Jesus’ Death and Our Personal Annoyances
Dear Church Family,
What a great day last Sunday was! A terrific morning of Christ-centered worship was followed by a sweet-spirited congregational meeting, and topped off by an all-church picnic. When I got home Sunday at 8:00 p.m., I was both exhausted and invigorated.
And what a beautiful thing to see so many people laughing and getting along so well at the picnic (Not that I expected anything different!).
Nevertheless, as I was completing a sixty-hour, sixteen-state-encompassing, round-trip driving tour with my family over the middle of July, I was reminded of how easy it is to be annoyed with each other. Even people you love. Toward the end of one particular evening, as we pulled into an economically priced (read: cheap and disgusting) hotel in Winslow, Arizona, it occurred to me that everything everyone was doing in the car was bothering me. The way one child slurped a milkshake. The way another lip-synced a Taylor Swift song. Even the way another stared innocently out at the surrounding cacti. I was just irked by all of it.
I realize that the problem was mine, not theirs. Fourteen hours behind the wheel (complete with about thirteen bathroom stops) will bring out the worst in a person, I suppose. The bottom line is: I was sinfully irritable with no one to blame but myself.
Sadly, it’s not just family members with whom we often get unrighteously annoyed. Sometimes believers in Christ choose the smallest (and oddest) things to hold against one another.
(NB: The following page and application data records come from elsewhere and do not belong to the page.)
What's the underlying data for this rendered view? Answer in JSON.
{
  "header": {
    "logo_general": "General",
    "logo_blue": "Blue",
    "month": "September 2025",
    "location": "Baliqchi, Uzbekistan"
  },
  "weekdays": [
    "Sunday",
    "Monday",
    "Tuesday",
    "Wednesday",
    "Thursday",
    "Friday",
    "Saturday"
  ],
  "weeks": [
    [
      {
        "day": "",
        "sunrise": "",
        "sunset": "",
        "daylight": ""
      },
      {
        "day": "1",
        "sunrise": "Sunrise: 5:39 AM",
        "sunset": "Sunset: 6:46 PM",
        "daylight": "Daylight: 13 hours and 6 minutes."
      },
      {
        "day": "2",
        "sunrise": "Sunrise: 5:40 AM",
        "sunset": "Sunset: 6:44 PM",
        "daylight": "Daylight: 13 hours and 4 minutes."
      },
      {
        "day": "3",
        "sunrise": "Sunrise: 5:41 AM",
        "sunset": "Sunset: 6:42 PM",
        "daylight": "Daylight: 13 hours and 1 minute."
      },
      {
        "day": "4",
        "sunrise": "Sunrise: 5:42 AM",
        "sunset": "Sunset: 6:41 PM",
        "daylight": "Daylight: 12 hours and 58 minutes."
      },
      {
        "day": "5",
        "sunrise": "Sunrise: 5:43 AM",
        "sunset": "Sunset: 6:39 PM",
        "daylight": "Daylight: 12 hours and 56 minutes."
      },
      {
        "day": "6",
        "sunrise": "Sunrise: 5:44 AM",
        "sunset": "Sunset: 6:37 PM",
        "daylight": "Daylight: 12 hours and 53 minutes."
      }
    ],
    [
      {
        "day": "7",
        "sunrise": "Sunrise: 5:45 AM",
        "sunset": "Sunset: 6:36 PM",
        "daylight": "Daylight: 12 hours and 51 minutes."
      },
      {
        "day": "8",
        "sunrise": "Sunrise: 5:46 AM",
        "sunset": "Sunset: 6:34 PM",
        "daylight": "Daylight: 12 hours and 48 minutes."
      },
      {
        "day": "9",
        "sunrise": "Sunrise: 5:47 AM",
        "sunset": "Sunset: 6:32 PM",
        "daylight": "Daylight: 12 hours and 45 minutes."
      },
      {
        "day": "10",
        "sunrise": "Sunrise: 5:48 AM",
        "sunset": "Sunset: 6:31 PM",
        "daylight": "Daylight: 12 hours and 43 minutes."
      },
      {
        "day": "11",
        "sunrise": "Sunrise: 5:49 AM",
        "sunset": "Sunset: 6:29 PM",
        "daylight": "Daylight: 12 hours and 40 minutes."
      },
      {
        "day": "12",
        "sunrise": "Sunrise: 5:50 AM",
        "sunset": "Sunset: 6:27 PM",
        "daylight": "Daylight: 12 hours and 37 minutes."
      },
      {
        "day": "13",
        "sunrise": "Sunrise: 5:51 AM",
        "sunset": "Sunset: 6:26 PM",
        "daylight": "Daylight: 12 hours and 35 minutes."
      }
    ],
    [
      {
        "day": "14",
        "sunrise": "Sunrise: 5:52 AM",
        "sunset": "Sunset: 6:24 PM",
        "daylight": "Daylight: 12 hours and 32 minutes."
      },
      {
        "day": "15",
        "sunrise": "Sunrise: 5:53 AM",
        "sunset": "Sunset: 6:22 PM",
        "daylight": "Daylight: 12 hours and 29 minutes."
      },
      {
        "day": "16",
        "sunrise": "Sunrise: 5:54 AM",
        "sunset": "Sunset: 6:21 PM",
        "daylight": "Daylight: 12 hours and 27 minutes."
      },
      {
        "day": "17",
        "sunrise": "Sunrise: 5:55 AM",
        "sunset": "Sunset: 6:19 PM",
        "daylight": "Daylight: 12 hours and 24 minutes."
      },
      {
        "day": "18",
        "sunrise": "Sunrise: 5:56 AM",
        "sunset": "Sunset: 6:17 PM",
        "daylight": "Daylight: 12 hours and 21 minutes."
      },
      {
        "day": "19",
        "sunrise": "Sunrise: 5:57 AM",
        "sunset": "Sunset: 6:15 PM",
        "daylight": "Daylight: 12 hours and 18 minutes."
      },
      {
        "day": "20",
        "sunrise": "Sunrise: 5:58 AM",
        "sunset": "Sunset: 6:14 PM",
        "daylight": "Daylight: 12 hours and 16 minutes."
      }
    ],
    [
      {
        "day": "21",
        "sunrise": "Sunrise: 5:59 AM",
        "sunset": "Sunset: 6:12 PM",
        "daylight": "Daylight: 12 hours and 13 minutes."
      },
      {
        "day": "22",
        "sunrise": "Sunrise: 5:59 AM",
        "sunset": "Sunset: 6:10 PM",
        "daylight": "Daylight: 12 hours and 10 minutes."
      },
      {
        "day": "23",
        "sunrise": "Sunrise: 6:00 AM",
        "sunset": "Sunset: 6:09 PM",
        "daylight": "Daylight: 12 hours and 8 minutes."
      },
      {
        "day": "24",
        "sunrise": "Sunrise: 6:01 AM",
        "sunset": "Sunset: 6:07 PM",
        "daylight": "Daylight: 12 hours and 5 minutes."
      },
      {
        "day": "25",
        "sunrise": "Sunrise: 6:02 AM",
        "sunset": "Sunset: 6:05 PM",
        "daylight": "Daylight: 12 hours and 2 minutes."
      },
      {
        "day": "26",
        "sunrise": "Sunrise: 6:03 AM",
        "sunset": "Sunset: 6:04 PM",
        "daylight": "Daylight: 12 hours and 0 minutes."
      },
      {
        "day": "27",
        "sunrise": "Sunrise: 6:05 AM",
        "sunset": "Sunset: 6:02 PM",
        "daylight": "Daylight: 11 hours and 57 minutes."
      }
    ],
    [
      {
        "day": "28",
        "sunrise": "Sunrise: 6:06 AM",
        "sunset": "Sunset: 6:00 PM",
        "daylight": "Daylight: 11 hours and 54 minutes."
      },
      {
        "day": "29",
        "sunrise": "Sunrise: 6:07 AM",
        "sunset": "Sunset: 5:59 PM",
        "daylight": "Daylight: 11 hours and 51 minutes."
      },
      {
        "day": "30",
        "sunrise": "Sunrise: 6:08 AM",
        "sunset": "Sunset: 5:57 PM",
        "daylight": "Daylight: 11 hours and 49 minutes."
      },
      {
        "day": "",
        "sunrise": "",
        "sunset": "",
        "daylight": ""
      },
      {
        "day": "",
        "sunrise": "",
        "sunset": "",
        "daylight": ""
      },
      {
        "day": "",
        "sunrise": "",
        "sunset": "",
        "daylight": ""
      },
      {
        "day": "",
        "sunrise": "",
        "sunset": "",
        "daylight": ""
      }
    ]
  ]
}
From personality quirks to shifting preferences. I’ve seen close friends erupt at one another over differing interpretations of obscure passages (Can anyone really say for certain who the ten horns represent in Revelation 17?). On the less spiritual side, I’ve seen relationships nearly severed over a birthday party snub. I’ve seen people duck into the restroom just because they couldn’t stand to spend one minute talking to the oncoming individual. This is not at all uncommon in the believing community.
And yet, one of the things Christ died for was to create and establish peace between God and man AND man and man. And man and woman. Through the cross, the Apostle Paul says, Jesus “killed the hostility” that existed both vertically and horizontally (Ephesians 2:14-16), not only making reconciliation between God and man possible, but enabling us to love each other and get along, rendering inconsequential all those things that tend to separate us: race, color, education, family background, religious history, birthplace, etc.
The only thing that matters is: we are together “in Christ”—a group of people who have been forgiven of their calculated rebellion against God and granted new standing by faith in the active and passive obedience of Jesus. We might say it this way: we have been made to be at peace.
Consequently, there is no place for division among believers. Or even longstanding annoyances.
In his exposition of Ephesians, seventeenth century English Puritan, Thomas Goodwin, wrote:
“Upon the cross Jesus takes upon himself whatever either party has against the other. ‘Lo, here I hang,’ says Christ dying, ‘and let the reproaches wherewith you reproach each other fall on me, the sting of them all fix in my flesh, and in my death die all together with me; lo, I die to pacify you both. Have then any of you something against each other? Quit it, and take me as a sacrifice in blood between you: only do not kill me and each other too, for the same offense; for you, and your enmities, have brought me to this altar of the cross, and I offer myself as your peace, and as your priest. Will you kill me first, and then one another too?’ ”
Sure, there are plenty of things about which to disagree. And, I must admit, not all people are equally easy to love. But we have the most amazing thing in common: We have been bought with the unthinkably high price of Jesus’ shed blood. We have been supernaturally baptized into one family. We are brothers and sisters in Christ. All of our offenses against God and each other have been completely dealt with by Jesus’ cross-work. That’s all the reason in the world to get along with each other, and to get over our petty disagreements.
I say this not as a corrective, really, but as a reminder. I am thankful to be part of a church where the essentials are treasured and held tightly, and where the non-essentials—even those annoyances which threaten to divide—are handed over to Jesus, who died so that they need not ever keep us apart.
I’m looking forward to worshiping God with you on Sunday. See you then!